King Tut's dagger has a blade made from meteorite

King Tut was buried with two knives, one of which has an iron blade and another that has a gold blade. Though a gold blade isn't terribly practical in terms of usability, it's pretty and seemingly benefitting of a king. As it turns out, though, it's the iron blade that is most notable and rare — it was crafted from a meteorite, scientists have confirmed. The blade's origins had long been a source of debate, but a new study has put the controversy to rest.

The iron dagger was discovered within Egyptian King Tutankhamun's sarcophagus in 1925. This isn't the first time the knife has been analyzed; past research led many researchers to speculate that the blade was made from meteorite, one reason being the relative scarcity of iron objects created during the dagger's time period. Iron was rare and more valuable than gold, and technologies likely hadn't yet uncovered ways to produce iron in large quantities.

A relatively small number of ancient artifacts from around the world have been discovered with meteorite-derived iron, but it is difficult to determine in part because of issues getting permission to analyze such precious discoveries. A group of researchers recently got that chance with King Tut's iron blade, which had been positioned near his thigh and is described as having a "finely manufactured blade" that has not rusted. The handle, meanwhile, is made of gold, as is its sheath.

In the past, research showed a high nickel content in the iron dagger, which had spurred speculation about the blade's meteorite origins.

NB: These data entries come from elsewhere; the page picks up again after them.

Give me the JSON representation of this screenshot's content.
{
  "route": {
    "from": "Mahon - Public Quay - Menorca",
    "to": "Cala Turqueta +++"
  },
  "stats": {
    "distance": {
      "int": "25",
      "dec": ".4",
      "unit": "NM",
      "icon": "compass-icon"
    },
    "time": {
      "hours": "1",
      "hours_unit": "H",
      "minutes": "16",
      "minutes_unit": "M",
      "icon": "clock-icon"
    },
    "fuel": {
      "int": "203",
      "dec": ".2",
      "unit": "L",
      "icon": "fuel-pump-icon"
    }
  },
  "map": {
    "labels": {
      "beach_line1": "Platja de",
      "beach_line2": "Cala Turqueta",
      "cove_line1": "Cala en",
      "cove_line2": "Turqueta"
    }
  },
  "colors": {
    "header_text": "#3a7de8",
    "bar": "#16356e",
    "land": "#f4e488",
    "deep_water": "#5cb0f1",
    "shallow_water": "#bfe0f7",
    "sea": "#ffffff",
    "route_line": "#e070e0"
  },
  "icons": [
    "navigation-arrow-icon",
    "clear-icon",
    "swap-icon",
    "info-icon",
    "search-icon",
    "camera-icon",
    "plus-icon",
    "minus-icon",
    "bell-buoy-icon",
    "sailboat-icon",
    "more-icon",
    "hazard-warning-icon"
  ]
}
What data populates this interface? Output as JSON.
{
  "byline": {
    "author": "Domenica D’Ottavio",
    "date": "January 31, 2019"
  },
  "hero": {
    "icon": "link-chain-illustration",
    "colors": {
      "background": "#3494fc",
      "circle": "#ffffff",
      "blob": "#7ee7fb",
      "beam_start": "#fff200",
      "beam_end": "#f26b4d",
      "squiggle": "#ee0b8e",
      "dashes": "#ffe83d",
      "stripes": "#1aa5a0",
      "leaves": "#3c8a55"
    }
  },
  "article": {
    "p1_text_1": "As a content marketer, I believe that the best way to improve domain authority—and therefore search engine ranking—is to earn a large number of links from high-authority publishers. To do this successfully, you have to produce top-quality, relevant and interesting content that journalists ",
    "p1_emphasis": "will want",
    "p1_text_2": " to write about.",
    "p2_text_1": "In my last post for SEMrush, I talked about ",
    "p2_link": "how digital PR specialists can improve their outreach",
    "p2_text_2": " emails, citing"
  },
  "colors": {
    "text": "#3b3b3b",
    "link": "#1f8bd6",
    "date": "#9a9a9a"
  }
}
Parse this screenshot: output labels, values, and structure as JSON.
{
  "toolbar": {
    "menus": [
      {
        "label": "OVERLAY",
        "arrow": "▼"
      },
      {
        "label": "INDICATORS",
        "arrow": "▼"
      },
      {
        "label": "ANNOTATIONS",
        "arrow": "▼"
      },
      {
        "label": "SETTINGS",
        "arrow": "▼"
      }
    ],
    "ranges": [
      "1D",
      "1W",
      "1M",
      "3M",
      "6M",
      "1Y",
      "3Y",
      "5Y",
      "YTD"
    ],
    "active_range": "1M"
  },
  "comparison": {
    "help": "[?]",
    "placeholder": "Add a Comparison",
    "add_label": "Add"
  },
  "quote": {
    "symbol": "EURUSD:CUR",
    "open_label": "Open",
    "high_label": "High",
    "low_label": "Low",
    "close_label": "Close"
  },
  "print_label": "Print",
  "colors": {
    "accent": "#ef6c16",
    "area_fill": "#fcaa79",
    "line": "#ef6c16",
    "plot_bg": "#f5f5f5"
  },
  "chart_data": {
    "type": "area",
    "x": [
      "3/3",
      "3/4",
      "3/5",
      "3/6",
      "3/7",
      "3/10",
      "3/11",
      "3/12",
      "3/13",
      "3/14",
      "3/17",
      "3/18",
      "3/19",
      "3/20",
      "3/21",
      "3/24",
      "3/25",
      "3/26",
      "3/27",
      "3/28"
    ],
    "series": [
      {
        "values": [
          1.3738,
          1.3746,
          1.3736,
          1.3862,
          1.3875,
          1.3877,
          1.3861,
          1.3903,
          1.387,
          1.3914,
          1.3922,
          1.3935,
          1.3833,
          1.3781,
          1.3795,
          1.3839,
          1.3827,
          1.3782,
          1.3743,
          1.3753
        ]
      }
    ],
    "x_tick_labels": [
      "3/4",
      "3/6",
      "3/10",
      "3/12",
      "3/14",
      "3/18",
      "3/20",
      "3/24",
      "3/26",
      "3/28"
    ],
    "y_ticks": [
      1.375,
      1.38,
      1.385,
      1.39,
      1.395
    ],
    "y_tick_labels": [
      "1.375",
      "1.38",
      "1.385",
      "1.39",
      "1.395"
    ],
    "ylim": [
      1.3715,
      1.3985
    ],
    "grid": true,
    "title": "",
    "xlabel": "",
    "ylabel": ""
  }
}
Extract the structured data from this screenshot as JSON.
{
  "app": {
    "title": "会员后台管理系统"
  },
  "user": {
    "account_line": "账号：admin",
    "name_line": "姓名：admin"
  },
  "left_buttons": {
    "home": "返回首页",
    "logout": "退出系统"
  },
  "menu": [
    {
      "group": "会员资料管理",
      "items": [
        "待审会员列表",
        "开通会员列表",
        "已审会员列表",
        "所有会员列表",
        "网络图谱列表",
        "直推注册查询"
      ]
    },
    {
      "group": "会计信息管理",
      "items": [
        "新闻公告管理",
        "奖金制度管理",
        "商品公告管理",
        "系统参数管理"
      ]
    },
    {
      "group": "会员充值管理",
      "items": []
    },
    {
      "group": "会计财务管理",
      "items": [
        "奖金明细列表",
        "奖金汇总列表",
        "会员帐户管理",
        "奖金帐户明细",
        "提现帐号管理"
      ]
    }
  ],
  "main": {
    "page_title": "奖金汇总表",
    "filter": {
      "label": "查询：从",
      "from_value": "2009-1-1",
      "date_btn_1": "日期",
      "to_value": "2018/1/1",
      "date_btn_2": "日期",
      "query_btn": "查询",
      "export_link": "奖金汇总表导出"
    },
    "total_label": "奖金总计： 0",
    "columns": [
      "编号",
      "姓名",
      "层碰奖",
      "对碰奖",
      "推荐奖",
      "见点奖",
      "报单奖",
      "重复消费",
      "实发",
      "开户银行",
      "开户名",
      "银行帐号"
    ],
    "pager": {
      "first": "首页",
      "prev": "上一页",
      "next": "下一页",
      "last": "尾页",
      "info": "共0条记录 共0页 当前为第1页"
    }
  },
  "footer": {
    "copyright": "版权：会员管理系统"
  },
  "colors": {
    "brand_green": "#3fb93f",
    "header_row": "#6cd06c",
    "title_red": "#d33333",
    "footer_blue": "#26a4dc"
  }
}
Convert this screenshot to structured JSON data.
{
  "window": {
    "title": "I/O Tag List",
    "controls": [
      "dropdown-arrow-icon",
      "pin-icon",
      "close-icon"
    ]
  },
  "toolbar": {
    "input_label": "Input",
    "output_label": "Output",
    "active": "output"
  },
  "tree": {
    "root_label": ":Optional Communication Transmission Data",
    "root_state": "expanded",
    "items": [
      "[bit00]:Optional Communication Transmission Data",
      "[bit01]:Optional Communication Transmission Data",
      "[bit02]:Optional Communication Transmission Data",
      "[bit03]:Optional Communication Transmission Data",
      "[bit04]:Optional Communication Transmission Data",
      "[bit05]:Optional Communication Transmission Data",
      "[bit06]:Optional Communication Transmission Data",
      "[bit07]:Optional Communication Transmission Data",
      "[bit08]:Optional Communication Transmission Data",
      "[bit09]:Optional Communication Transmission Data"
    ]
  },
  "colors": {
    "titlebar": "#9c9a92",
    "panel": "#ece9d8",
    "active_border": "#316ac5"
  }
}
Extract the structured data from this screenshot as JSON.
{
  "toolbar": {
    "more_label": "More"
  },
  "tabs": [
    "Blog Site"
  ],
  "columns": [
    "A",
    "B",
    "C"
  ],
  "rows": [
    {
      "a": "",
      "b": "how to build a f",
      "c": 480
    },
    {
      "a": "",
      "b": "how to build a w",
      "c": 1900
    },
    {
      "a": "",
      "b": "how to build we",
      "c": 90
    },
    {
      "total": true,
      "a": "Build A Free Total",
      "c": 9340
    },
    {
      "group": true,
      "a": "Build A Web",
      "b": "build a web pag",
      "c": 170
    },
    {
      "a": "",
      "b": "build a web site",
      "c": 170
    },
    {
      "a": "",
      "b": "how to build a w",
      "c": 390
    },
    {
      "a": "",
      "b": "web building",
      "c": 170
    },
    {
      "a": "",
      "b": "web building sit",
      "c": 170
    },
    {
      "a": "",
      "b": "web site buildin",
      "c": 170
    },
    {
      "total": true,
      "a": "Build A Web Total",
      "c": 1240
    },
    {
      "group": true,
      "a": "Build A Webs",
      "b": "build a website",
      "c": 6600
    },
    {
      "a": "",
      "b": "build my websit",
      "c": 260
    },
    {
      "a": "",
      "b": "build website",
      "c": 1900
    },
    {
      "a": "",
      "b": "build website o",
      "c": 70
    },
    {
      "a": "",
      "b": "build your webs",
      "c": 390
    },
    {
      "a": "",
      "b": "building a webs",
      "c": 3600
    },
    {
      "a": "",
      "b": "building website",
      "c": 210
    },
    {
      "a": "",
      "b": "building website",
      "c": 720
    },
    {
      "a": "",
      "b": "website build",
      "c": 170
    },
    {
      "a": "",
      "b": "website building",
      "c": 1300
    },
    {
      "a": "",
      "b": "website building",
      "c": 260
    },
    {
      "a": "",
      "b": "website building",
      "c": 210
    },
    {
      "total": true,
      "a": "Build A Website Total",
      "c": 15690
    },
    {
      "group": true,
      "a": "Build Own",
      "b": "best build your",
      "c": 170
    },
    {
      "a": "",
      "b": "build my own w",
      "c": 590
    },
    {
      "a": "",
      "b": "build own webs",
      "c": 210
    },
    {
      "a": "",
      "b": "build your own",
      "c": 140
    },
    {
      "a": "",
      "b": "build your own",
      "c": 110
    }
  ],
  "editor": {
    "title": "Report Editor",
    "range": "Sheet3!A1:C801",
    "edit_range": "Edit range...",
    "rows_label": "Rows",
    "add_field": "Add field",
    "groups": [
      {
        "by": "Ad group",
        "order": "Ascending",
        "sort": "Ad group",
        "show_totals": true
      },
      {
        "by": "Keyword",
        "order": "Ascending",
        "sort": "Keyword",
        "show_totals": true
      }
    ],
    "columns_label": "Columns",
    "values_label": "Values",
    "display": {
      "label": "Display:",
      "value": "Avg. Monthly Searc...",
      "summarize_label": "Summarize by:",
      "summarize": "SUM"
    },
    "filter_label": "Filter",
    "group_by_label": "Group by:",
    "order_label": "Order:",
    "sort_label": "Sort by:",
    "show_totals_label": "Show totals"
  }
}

To put the matter to research, a large group of researchers used portable x-ray fluorescence spectrometry to determine the blade's precise composition, finding that it is iron, 10.8-percent nickel, and 0.58-percent Cobalt.

This composition "strongly supports its meteoritic origin," the study concludes, while the high quality of the blade's design relative to iron artifacts from other places in that time period indicates "a significant mastery of ironworking in Tutankhamun's time."